Rowlands and Tomei both received SAG Award nominations for their performances. The film's title refers to a song of the same name by Cyndi Lauper, which can be heard over the closing credits.
Mildred (Gena Rowlands) is a widow living with her rebellious, irresponsible twentysomething daughter Annie (Moira Kelly) in Salt Lake City. One day after a fight, Annie goes to live as a vagrant with her boyfriend, leaving Mildred alone for the first time in her life. Her wayward neighbor Monica (Marisa Tomei) knocks on Mildred's door, begging her to watch her young son, J.J (Jake Lloyd) so she can go to her work shift. Monica has kicked her abusive husband, Frankie, out of their house.
Mildred agrees to watch J.J., and offers to babysit and take him to school whenever Monica needs her to. Mildred establishes a close relationship with J.J. and Monica, and J.J. eventually comes to refer to her as "Auntie Mildred." Mildred reads to him, takes him to the park, and educates him on history by reading from her encyclopedias. At Thanksgiving, Mildred has Monica and J.J. over for dinner as well as her yuppie son Ethan (David Sherrill) and his wife Jeannie (Bridgette Wilson). Jeannie is perturbed by Monica's brash behavior and cursing, though Ethan and Mildred seem disaffected by her personality. Ethan suggests that Mildred should move to San Francisco with him and Jeannie.
Mildred spends Christmas with Monica and J.J., and babysits him on New Year's Eve. On Valentine's Day, Frankie comes to Monica's house in the middle of the night and begs to reunite with her, but she quietly listens to his pleas and does not open the door. Monica gets a babysitter for J.J. so she can go out for a night with Mildred, taking her to a local pub where she introduces her to her friend Big Tommy (Gérard Depardieu), a truck driver who expresses interest in Mildred. Monica leaves the bar without telling Mildred, and Big Tommy gives Mildred a ride home.

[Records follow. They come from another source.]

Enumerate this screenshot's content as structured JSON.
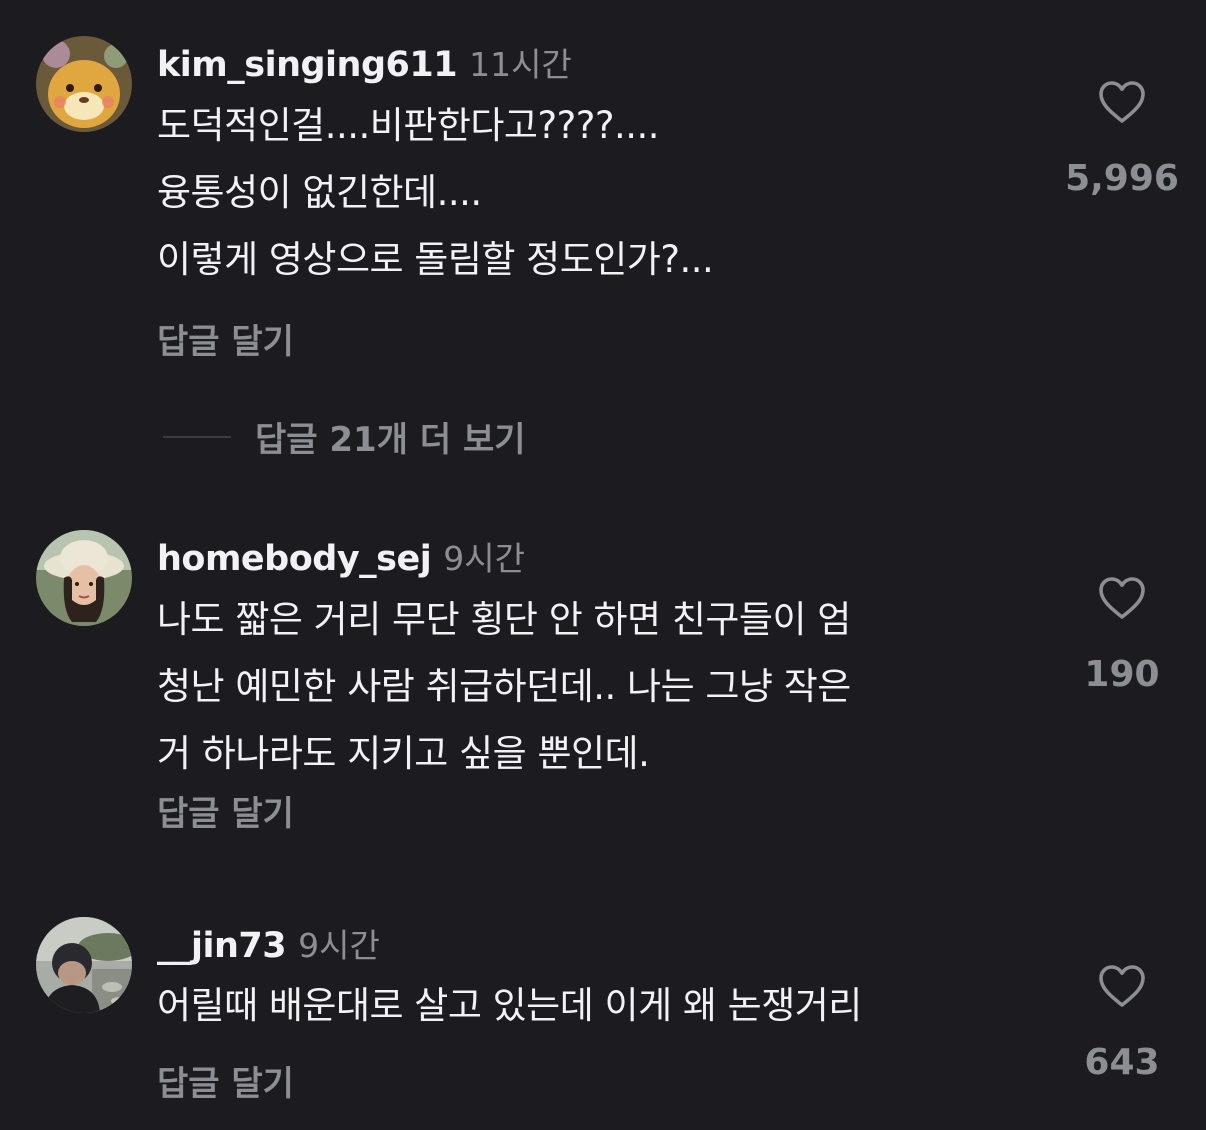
{
  "comments": [
    {
      "username": "kim_singing611",
      "time": "11시간",
      "lines": [
        "도덕적인걸....비판한다고????....",
        "융통성이 없긴한데....",
        "이렇게 영상으로 돌림할 정도인가?..."
      ],
      "reply_label": "답글 달기",
      "likes": "5,996"
    },
    {
      "username": "homebody_sej",
      "time": "9시간",
      "lines": [
        "나도 짧은 거리 무단 횡단 안 하면 친구들이 엄",
        "청난 예민한 사람 취급하던데.. 나는 그냥 작은",
        "거 하나라도 지키고 싶을 뿐인데."
      ],
      "reply_label": "답글 달기",
      "likes": "190"
    },
    {
      "username": "__jin73",
      "time": "9시간",
      "lines": [
        "어릴때 배운대로 살고 있는데 이게 왜 논쟁거리"
      ],
      "reply_label": "답글 달기",
      "likes": "643"
    }
  ],
  "more_replies": "답글 21개 더 보기",
  "icons": {
    "like": "heart-outline-icon"
  },
  "colors": {
    "background": "#1c1c20",
    "primary_text": "#f2f2f4",
    "secondary_text": "#8d8d94"
  }
}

Mildred goes to visit Ethan and Jeannie in San Francisco, where he invites her to live on the top floor of their luxurious house overlooking the Bay Area, and reveals that Jeannie is pregnant. Mildred ultimately refuses Ethan's offer, which enrages him. Mildred returns home to find that Monica and Frankie have reconciled, and J.J. begins spending more time with his father, leaving Mildred depressed and alone.
One night, Mildred returns home to find Annie there. Annie asks Mildred if she could return home, saying that she now has a job and is applying to college. Mildred tells Annie that she has sold the house, and has to be out by the end of the month. Mildred goes on a date with Tommy, and confesses she doesn't know where she's moving to.
While Monica helps Mildred pack her house, she tells her how much Frankie has improved as a husband, but senses Mildred being distant. Frankie brings J.J. over, and he asks to talk to Mildred in private. J.J. gives her a drawing and thanks her for taking care of him, and the three say their goodbyes. Annie drives Mildred to the airport, though Mildred refuses to tell her where she's going, saying it's a secret.Gena Rowlands as Mildred "Millie" Hawks
Marisa Tomei as Monica Warren
Gérard Depardieu as Big Tommy Bellaveau
Jake Lloyd as J.J. Warren
Moira Kelly as Ann Mary Margaret 'Annie' Hawks
David Sherrill as Ethan Hawks
David Thornton as Frankie Warren
Bridgette Wilson as Jeannie Hawks
David Rowlands as George
Bobby Cooper as Bernt
Clint Howard as Gus
Jamie Bozian as James
The film was released theatrically in the United States on November 1, 1996 in a limited release in New York City. The film grossed a total of $272,542USD playing on three screens. The film late receive a wider release on Valentine's Day 1997.
Unhook the Stars received generally positive critical reaction. Roger Ebert gave the film three out of four stars, calling it "a film of gentleness and low-key romance," and praised Rowlands' performance. Entertainment Weekly gave the film a B- rating, also praising the film's performances.
The New York Times again praised the performances in the film, but gave an ambivalent review, stating: "The impressive acting can cover up only so many glaring holes in a film that doesn't really know what it wants to say. Unhook the Stars isn't a story that had to be told but a sentimental contrivance constructed around its star."